“All equipment Shell proposes to use in drilling operations must first satisfy rigorous inspection and testing standards,” said the spokesman, Nicholas Pardi, in an e-mail. “Any approved drilling activities will be held to the highest safety and environmental standards.”
U.S. Representative Edward Markey, a Democrat from Massachusetts, wrote that the accident raises “serious questions” about Shell’s “ability to conduct these operations safely and in a way that protects the environment” in a letter to Marvin Odum, president of Shell Oil’s U.S. unit.
In August, Shell received a permit to begin preparatory work in the Chukchi Sea. It announced Sept. 8 that drilling had started -- the first time in two decades that the U.S. Arctic sea floor had been touched by a drill bit -- though was forced the next day to disconnect its rig from the well to avoid encroaching sea ice.
Days later, the company said it would abandon oil drilling in Alaska’s Arctic waters for the year.
“This latest accident put lives at risk and created the risk of significant environmental harm,” Michael LeVine, senior Pacific counsel for the environmental group Oceana, said in an interview. “It must be a wake-up call to the government to reconsider the approvals it’s granted Shell.”
The Kulluk has approximately 139,000 gallons of ultra-low- sulfur diesel and 12,000 gallons of combined lube oil and hydraulic fluid on board. Shell owns the vessel while Noble Corp. (NE), a rig contractor, provides crew members and manages its drilling operations, John Breed, a spokesman for Geneva-based Noble, said in an interview.
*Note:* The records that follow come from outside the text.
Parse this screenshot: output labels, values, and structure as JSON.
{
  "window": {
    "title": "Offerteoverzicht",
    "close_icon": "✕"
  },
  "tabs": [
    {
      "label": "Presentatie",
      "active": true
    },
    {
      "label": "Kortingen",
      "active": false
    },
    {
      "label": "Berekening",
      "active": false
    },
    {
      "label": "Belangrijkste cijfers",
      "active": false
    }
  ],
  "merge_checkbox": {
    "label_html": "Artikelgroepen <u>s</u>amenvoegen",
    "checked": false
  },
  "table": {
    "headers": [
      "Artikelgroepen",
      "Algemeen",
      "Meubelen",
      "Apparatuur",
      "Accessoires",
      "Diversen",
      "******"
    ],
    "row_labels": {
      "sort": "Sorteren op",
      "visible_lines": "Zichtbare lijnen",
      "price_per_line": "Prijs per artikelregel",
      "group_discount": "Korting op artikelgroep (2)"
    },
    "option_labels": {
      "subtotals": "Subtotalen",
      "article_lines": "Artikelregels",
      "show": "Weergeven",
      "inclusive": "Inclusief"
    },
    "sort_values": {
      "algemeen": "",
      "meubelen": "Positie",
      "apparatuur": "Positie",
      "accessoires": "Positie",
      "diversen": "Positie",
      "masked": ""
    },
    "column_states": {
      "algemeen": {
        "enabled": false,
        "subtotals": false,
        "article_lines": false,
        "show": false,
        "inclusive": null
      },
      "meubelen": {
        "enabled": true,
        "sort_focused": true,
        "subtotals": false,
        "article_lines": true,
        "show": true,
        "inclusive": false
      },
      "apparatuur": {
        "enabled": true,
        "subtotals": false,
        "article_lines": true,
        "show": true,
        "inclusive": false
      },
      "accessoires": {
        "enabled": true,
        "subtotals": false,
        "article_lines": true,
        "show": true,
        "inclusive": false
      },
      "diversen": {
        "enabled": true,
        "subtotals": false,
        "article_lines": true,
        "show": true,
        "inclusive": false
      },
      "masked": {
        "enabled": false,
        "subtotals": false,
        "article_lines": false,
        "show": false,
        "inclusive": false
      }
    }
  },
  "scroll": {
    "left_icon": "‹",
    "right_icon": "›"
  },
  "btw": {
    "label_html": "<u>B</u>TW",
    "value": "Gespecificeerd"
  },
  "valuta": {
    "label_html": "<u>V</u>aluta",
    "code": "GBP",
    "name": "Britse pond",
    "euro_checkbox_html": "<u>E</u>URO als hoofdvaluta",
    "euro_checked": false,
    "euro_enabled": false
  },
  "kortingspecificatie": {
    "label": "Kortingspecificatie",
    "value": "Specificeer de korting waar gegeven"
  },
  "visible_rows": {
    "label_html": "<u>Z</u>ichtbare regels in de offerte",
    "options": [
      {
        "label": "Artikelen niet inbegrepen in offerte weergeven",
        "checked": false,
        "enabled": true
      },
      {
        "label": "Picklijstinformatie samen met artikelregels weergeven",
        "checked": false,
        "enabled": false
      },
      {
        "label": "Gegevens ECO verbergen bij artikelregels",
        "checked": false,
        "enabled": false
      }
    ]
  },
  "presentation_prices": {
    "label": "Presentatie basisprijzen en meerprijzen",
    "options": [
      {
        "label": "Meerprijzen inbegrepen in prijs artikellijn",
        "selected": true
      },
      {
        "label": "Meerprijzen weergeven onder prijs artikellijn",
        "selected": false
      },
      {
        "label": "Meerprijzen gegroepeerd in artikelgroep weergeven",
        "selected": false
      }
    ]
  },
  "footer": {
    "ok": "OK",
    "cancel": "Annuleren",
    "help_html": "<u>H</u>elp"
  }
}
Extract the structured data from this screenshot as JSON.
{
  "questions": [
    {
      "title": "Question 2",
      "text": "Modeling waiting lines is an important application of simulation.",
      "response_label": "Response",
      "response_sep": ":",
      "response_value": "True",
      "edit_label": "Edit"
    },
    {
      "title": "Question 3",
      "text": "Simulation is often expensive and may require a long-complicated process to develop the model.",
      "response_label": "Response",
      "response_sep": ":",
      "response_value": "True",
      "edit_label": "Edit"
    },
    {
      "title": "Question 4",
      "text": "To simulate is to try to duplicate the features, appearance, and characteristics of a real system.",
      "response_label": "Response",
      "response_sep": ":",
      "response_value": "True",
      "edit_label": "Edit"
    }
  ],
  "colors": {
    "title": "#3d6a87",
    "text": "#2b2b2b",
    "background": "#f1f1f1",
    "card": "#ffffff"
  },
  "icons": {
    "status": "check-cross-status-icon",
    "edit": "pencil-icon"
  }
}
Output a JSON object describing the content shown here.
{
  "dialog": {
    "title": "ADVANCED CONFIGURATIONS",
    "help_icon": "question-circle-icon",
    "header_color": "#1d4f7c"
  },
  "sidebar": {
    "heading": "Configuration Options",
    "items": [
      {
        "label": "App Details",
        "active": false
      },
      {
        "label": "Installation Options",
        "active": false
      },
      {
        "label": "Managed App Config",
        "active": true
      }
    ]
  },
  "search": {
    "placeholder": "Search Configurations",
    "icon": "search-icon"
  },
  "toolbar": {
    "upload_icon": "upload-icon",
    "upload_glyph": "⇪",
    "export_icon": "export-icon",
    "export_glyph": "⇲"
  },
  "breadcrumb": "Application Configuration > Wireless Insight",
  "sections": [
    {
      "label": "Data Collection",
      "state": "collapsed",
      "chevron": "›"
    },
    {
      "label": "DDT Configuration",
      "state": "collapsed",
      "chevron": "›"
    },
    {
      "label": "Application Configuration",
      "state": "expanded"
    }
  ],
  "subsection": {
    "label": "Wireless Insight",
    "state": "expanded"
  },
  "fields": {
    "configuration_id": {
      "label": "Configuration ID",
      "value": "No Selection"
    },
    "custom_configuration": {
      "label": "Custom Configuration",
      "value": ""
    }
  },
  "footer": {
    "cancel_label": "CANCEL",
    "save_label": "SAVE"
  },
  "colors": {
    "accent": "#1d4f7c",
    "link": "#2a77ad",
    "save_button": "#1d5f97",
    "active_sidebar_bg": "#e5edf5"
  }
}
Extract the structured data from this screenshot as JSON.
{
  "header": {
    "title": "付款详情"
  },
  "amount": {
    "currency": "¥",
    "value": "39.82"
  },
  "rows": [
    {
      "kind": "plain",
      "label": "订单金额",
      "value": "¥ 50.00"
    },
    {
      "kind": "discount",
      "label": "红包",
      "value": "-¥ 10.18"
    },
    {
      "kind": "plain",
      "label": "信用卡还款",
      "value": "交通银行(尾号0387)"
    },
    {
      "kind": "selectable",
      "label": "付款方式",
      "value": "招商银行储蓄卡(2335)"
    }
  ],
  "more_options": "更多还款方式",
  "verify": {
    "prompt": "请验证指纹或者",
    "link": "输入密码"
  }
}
The Kulluk was en route to Seattle for maintenance after preliminary drilling in the Beaufort Sea off the Alaska coast. The rig had been adrift and then was temporarily brought back under control before it went aground. The crew was evacuated Dec. 29 as a precaution.
The team of salvage experts was lowered onto the rig yesterday morning by helicopter after severe weather held up efforts to conduct an assessment earlier this week. The Coast Guard helicopter and crew also delivered a state-owned emergency towing system, according to the Unified Command.
Smit Salvage, a unit of Koninklijke Boskalis Westminster NV (BOKA), is heading the salvage operation. The rescue company was involved in the recovery of the Costa Concordia, which struck a reef off Italy last January.
“In 10, 15 years we should be able to develop much better and safer technology that will actually allow us to produce some of the Arctic,” Patzek said. “The key in my mind is not to make a large mistake on the way there.”